### Your task
The records below should be copied in full, exactly as shown.

Dataset records section start

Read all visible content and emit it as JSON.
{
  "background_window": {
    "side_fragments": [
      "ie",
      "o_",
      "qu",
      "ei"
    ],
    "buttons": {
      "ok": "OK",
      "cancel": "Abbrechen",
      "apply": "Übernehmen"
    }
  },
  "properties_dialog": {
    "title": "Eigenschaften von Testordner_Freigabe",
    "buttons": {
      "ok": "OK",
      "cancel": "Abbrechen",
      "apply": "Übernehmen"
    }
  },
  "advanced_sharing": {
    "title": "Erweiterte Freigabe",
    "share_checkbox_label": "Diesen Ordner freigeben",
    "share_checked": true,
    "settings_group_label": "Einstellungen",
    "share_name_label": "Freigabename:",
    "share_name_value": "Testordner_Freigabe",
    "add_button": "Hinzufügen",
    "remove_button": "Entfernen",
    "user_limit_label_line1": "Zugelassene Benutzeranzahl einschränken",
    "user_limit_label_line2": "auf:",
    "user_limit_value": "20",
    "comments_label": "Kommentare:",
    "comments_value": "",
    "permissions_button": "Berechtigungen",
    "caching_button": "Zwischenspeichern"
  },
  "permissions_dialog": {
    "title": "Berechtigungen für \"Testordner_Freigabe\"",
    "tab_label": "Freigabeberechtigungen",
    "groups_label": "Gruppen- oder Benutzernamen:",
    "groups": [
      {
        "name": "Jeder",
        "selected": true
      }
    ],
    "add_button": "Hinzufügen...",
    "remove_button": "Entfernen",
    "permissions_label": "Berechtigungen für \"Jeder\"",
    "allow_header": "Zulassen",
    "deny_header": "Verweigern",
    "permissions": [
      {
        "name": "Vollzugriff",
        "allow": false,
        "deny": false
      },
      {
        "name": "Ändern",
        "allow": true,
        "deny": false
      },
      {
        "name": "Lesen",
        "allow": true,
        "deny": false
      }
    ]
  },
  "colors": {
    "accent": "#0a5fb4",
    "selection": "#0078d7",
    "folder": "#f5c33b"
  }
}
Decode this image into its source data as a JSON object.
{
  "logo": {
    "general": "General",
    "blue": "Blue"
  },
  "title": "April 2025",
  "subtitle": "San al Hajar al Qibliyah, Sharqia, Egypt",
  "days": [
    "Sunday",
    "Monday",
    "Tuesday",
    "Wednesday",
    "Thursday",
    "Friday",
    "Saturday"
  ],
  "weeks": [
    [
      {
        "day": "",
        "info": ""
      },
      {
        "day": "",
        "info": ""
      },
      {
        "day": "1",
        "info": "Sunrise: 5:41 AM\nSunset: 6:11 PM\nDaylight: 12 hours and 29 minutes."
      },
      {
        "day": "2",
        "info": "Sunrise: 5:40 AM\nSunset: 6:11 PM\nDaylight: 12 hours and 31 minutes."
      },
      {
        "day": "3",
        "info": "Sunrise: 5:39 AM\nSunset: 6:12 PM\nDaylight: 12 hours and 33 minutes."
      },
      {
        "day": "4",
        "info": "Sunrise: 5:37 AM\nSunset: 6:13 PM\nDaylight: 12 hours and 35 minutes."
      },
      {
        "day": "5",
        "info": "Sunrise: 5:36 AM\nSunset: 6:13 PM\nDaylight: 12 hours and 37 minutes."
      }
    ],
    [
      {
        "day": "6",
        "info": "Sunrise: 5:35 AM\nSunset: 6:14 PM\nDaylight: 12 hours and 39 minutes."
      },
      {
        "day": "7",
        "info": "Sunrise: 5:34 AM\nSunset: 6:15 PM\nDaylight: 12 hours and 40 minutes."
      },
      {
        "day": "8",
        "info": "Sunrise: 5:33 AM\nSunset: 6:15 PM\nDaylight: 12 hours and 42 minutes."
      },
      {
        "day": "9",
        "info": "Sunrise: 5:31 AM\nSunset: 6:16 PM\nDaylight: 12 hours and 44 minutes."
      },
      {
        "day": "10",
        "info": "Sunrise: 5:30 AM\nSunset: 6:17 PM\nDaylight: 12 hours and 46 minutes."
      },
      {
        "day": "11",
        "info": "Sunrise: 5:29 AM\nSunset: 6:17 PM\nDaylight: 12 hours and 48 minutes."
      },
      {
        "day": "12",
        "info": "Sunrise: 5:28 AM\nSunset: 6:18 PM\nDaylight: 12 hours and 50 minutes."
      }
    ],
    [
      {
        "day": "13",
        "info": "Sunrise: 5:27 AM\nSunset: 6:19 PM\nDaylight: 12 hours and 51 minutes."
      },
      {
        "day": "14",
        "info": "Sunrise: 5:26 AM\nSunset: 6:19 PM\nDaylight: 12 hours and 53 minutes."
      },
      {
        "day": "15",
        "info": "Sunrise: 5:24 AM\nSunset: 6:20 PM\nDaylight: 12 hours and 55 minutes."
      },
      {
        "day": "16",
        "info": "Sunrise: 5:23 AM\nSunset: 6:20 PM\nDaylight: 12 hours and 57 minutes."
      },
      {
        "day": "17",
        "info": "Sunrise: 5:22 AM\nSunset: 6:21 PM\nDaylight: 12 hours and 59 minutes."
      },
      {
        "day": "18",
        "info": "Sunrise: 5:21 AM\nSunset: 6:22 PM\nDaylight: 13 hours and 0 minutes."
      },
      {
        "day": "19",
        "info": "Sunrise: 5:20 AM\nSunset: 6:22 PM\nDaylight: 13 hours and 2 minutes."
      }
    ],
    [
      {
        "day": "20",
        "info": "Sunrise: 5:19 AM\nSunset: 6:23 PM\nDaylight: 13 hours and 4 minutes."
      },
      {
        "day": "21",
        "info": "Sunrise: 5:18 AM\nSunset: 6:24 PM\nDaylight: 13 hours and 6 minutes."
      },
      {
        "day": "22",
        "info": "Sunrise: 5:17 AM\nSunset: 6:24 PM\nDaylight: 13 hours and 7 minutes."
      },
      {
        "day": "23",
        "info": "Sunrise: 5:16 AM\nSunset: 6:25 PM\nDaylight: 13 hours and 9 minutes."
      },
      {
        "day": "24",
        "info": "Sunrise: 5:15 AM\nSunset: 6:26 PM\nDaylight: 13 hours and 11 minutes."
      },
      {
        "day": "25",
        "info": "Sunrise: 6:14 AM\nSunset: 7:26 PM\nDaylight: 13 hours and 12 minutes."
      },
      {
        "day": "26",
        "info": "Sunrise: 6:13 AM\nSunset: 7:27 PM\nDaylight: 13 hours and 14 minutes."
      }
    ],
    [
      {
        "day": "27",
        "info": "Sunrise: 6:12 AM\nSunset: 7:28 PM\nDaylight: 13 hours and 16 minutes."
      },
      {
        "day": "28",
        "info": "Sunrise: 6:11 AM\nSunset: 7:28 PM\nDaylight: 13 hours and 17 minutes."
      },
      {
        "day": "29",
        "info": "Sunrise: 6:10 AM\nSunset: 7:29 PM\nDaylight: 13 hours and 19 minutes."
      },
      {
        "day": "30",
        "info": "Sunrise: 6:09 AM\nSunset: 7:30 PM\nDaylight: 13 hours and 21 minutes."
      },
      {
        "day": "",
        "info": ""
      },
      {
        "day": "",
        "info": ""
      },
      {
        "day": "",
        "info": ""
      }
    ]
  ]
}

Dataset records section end

### Solution
Read all visible content and emit it as JSON.
{
  "background_window": {
    "side_fragments": [
      "ie",
      "o_",
      "qu",
      "ei"
    ],
    "buttons": {
      "ok": "OK",
      "cancel": "Abbrechen",
      "apply": "Übernehmen"
    }
  },
  "properties_dialog": {
    "title": "Eigenschaften von Testordner_Freigabe",
    "buttons": {
      "ok": "OK",
      "cancel": "Abbrechen",
      "apply": "Übernehmen"
    }
  },
  "advanced_sharing": {
    "title": "Erweiterte Freigabe",
    "share_checkbox_label": "Diesen Ordner freigeben",
    "share_checked": true,
    "settings_group_label": "Einstellungen",
    "share_name_label": "Freigabename:",
    "share_name_value": "Testordner_Freigabe",
    "add_button": "Hinzufügen",
    "remove_button": "Entfernen",
    "user_limit_label_line1": "Zugelassene Benutzeranzahl einschränken",
    "user_limit_label_line2": "auf:",
    "user_limit_value": "20",
    "comments_label": "Kommentare:",
    "comments_value": "",
    "permissions_button": "Berechtigungen",
    "caching_button": "Zwischenspeichern"
  },
  "permissions_dialog": {
    "title": "Berechtigungen für \"Testordner_Freigabe\"",
    "tab_label": "Freigabeberechtigungen",
    "groups_label": "Gruppen- oder Benutzernamen:",
    "groups": [
      {
        "name": "Jeder",
        "selected": true
      }
    ],
    "add_button": "Hinzufügen...",
    "remove_button": "Entfernen",
    "permissions_label": "Berechtigungen für \"Jeder\"",
    "allow_header": "Zulassen",
    "deny_header": "Verweigern",
    "permissions": [
      {
        "name": "Vollzugriff",
        "allow": false,
        "deny": false
      },
      {
        "name": "Ändern",
        "allow": true,
        "deny": false
      },
      {
        "name": "Lesen",
        "allow": true,
        "deny": false
      }
    ]
  },
  "colors": {
    "accent": "#0a5fb4",
    "selection": "#0078d7",
    "folder": "#f5c33b"
  }
}
Decode this image into its source data as a JSON object.
{
  "logo": {
    "general": "General",
    "blue": "Blue"
  },
  "title": "April 2025",
  "subtitle": "San al Hajar al Qibliyah, Sharqia, Egypt",
  "days": [
    "Sunday",
    "Monday",
    "Tuesday",
    "Wednesday",
    "Thursday",
    "Friday",
    "Saturday"
  ],
  "weeks": [
    [
      {
        "day": "",
        "info": ""
      },
      {
        "day": "",
        "info": ""
      },
      {
        "day": "1",
        "info": "Sunrise: 5:41 AM\nSunset: 6:11 PM\nDaylight: 12 hours and 29 minutes."
      },
      {
        "day": "2",
        "info": "Sunrise: 5:40 AM\nSunset: 6:11 PM\nDaylight: 12 hours and 31 minutes."
      },
      {
        "day": "3",
        "info": "Sunrise: 5:39 AM\nSunset: 6:12 PM\nDaylight: 12 hours and 33 minutes."
      },
      {
        "day": "4",
        "info": "Sunrise: 5:37 AM\nSunset: 6:13 PM\nDaylight: 12 hours and 35 minutes."
      },
      {
        "day": "5",
        "info": "Sunrise: 5:36 AM\nSunset: 6:13 PM\nDaylight: 12 hours and 37 minutes."
      }
    ],
    [
      {
        "day": "6",
        "info": "Sunrise: 5:35 AM\nSunset: 6:14 PM\nDaylight: 12 hours and 39 minutes."
      },
      {
        "day": "7",
        "info": "Sunrise: 5:34 AM\nSunset: 6:15 PM\nDaylight: 12 hours and 40 minutes."
      },
      {
        "day": "8",
        "info": "Sunrise: 5:33 AM\nSunset: 6:15 PM\nDaylight: 12 hours and 42 minutes."
      },
      {
        "day": "9",
        "info": "Sunrise: 5:31 AM\nSunset: 6:16 PM\nDaylight: 12 hours and 44 minutes."
      },
      {
        "day": "10",
        "info": "Sunrise: 5:30 AM\nSunset: 6:17 PM\nDaylight: 12 hours and 46 minutes."
      },
      {
        "day": "11",
        "info": "Sunrise: 5:29 AM\nSunset: 6:17 PM\nDaylight: 12 hours and 48 minutes."
      },
      {
        "day": "12",
        "info": "Sunrise: 5:28 AM\nSunset: 6:18 PM\nDaylight: 12 hours and 50 minutes."
      }
    ],
    [
      {
        "day": "13",
        "info": "Sunrise: 5:27 AM\nSunset: 6:19 PM\nDaylight: 12 hours and 51 minutes."
      },
      {
        "day": "14",
        "info": "Sunrise: 5:26 AM\nSunset: 6:19 PM\nDaylight: 12 hours and 53 minutes."
      },
      {
        "day": "15",
        "info": "Sunrise: 5:24 AM\nSunset: 6:20 PM\nDaylight: 12 hours and 55 minutes."
      },
      {
        "day": "16",
        "info": "Sunrise: 5:23 AM\nSunset: 6:20 PM\nDaylight: 12 hours and 57 minutes."
      },
      {
        "day": "17",
        "info": "Sunrise: 5:22 AM\nSunset: 6:21 PM\nDaylight: 12 hours and 59 minutes."
      },
      {
        "day": "18",
        "info": "Sunrise: 5:21 AM\nSunset: 6:22 PM\nDaylight: 13 hours and 0 minutes."
      },
      {
        "day": "19",
        "info": "Sunrise: 5:20 AM\nSunset: 6:22 PM\nDaylight: 13 hours and 2 minutes."
      }
    ],
    [
      {
        "day": "20",
        "info": "Sunrise: 5:19 AM\nSunset: 6:23 PM\nDaylight: 13 hours and 4 minutes."
      },
      {
        "day": "21",
        "info": "Sunrise: 5:18 AM\nSunset: 6:24 PM\nDaylight: 13 hours and 6 minutes."
      },
      {
        "day": "22",
        "info": "Sunrise: 5:17 AM\nSunset: 6:24 PM\nDaylight: 13 hours and 7 minutes."
      },
      {
        "day": "23",
        "info": "Sunrise: 5:16 AM\nSunset: 6:25 PM\nDaylight: 13 hours and 9 minutes."
      },
      {
        "day": "24",
        "info": "Sunrise: 5:15 AM\nSunset: 6:26 PM\nDaylight: 13 hours and 11 minutes."
      },
      {
        "day": "25",
        "info": "Sunrise: 6:14 AM\nSunset: 7:26 PM\nDaylight: 13 hours and 12 minutes."
      },
      {
        "day": "26",
        "info": "Sunrise: 6:13 AM\nSunset: 7:27 PM\nDaylight: 13 hours and 14 minutes."
      }
    ],
    [
      {
        "day": "27",
        "info": "Sunrise: 6:12 AM\nSunset: 7:28 PM\nDaylight: 13 hours and 16 minutes."
      },
      {
        "day": "28",
        "info": "Sunrise: 6:11 AM\nSunset: 7:28 PM\nDaylight: 13 hours and 17 minutes."
      },
      {
        "day": "29",
        "info": "Sunrise: 6:10 AM\nSunset: 7:29 PM\nDaylight: 13 hours and 19 minutes."
      },
      {
        "day": "30",
        "info": "Sunrise: 6:09 AM\nSunset: 7:30 PM\nDaylight: 13 hours and 21 minutes."
      },
      {
        "day": "",
        "info": ""
      },
      {
        "day": "",
        "info": ""
      },
      {
        "day": "",
        "info": ""
      }
    ]
  ]
}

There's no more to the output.